Magnatune continually offers up new artists and music too, and in nearly every popular genre, so you are bound to find something you’ll like. The only downside is that the app currently won’t play in the background. I contacted Magnatune and John Buckman, the head honcho, tells me an update should be available soon that fixes that problem.

Check out the Magnatune app, available for both iPhone/iPod touch and iPad. It’s a great way to find new music.

Magnatune caters to those who like music that you just won’t find anyplace else, which is excellent, but sometimes you just wanna hear an old familiar tune, something brings back pleasant memories, something you (think you) know the words to. For that you need radio, or some semblance thereof, so one of the two following apps should find its way onto your iDevice.

First up is Tunemark Radio, an Internet radio app that does a great job doing just one thing; playing Internet radio stations.

Tunemark Radio has a nice clean interface that gives you access to the hundreds of ShoutCast and other stations around the Web. It displays the station and the name of the tune playing. You can also get information about the station, set a nice wallpaper, and there’s even a built in alarm clock that you can set so you can wake to your favorite Romanian rock station.

Tunemark Radio lets you jam to tune in the background so you can check email while mellowing out on Japanese Jazz. Who needs FM when you have Tunemark Radio?

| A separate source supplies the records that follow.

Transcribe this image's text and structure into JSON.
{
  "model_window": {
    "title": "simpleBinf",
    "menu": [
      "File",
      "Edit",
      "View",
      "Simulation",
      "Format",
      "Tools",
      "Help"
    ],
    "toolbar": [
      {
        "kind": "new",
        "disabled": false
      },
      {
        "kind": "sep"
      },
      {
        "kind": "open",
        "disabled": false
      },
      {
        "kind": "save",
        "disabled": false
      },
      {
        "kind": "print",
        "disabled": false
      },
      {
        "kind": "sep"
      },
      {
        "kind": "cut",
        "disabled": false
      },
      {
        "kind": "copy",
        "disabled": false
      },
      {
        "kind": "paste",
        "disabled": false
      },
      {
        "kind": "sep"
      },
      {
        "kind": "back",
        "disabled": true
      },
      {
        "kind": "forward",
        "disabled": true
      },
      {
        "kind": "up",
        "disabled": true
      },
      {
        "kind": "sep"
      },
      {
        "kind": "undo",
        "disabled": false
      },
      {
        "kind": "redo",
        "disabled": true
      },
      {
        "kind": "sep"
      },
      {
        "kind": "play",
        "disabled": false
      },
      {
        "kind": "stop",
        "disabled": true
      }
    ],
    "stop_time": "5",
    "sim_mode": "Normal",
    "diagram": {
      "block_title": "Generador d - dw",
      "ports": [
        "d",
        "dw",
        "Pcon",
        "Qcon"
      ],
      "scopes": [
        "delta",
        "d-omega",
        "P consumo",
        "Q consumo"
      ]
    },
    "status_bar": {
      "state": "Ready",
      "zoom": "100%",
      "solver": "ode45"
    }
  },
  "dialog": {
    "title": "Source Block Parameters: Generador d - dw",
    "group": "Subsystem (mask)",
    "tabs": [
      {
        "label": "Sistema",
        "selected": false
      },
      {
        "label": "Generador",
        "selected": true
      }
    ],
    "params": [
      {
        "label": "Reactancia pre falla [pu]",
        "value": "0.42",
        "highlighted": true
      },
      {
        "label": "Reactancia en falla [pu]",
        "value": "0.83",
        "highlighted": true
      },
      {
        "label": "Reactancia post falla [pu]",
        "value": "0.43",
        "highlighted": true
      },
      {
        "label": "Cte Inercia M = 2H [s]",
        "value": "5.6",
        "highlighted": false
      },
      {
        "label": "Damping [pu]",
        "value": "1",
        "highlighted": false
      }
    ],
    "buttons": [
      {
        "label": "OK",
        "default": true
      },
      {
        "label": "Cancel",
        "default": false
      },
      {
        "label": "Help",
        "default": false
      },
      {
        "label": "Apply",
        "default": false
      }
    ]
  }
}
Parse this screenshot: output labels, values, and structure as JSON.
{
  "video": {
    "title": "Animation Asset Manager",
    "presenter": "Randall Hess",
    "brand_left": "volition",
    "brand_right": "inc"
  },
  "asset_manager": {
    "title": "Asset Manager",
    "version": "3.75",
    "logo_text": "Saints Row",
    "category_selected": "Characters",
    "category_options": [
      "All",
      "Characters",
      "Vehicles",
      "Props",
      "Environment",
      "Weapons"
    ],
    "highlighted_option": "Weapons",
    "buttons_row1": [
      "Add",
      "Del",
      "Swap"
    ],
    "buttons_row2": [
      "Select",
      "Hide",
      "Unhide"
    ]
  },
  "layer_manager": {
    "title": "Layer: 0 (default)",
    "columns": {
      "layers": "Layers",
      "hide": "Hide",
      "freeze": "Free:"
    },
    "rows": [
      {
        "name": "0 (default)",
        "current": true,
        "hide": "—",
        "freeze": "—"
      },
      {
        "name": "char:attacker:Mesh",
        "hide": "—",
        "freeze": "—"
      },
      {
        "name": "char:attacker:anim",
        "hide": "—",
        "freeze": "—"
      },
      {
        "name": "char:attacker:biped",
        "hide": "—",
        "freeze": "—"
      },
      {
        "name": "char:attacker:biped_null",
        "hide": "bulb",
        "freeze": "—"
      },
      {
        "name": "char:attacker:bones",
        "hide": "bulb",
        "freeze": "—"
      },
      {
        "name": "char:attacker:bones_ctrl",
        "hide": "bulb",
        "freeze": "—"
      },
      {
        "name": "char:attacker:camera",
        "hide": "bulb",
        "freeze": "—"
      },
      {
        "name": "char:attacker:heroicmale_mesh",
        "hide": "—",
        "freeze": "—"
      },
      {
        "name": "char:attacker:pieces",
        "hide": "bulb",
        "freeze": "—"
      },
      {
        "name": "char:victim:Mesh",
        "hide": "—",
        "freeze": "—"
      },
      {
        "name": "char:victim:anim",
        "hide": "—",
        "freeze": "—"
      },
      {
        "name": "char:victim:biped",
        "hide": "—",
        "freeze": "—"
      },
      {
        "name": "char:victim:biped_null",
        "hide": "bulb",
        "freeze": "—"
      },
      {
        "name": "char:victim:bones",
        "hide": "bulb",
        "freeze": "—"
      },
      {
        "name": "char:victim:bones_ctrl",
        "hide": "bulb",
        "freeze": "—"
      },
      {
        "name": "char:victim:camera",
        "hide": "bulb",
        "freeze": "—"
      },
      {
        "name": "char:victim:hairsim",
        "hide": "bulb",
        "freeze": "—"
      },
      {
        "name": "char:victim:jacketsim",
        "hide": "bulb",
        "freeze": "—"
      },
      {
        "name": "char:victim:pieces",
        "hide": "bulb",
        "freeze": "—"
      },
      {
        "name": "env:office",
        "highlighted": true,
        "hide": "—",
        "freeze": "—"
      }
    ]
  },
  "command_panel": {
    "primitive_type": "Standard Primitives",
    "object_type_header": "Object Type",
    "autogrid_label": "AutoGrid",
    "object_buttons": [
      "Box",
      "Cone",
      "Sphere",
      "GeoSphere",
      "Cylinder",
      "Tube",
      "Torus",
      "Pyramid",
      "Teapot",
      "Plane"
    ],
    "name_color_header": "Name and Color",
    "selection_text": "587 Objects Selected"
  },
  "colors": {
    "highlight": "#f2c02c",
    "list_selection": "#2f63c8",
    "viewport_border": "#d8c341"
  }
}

One of the things I like about Apple’s iDevice environment is that there is a lot of choices, if Tunemark Radio doesn’t sit right with you for some reason then you may be happier with AccuRadio. What’s cool with this app is its Wormhole view that lets you review the songs and albums you’ve listened to in the recent past. It works kind of like Apple’s Cover-flow, displaying song and album information, including album cover art. Unfortunately you can’t replay previously played tunes, it is radio after all, but it comes in handy when you are trying to recall that new tune you heard just a bit ago.

You can also customize what AccuRadio plays. Like Classic Rock, but hate Aerosmith (weirdo!)? Turn off the Aerosmith button and nothing from that band gets played. You can also skip the current tune and move ahead to the next song. You can’t do that on regular radio.

AccuRadio is a bit different from other Internet radio app because it doesn’t display discreet stations, instead it offers you genres to pick from. I like it, but it may not be right for everyone.

Check out AccuRadio. It’s free!

That’s a wrap for this week.

More free stuff below with direct links.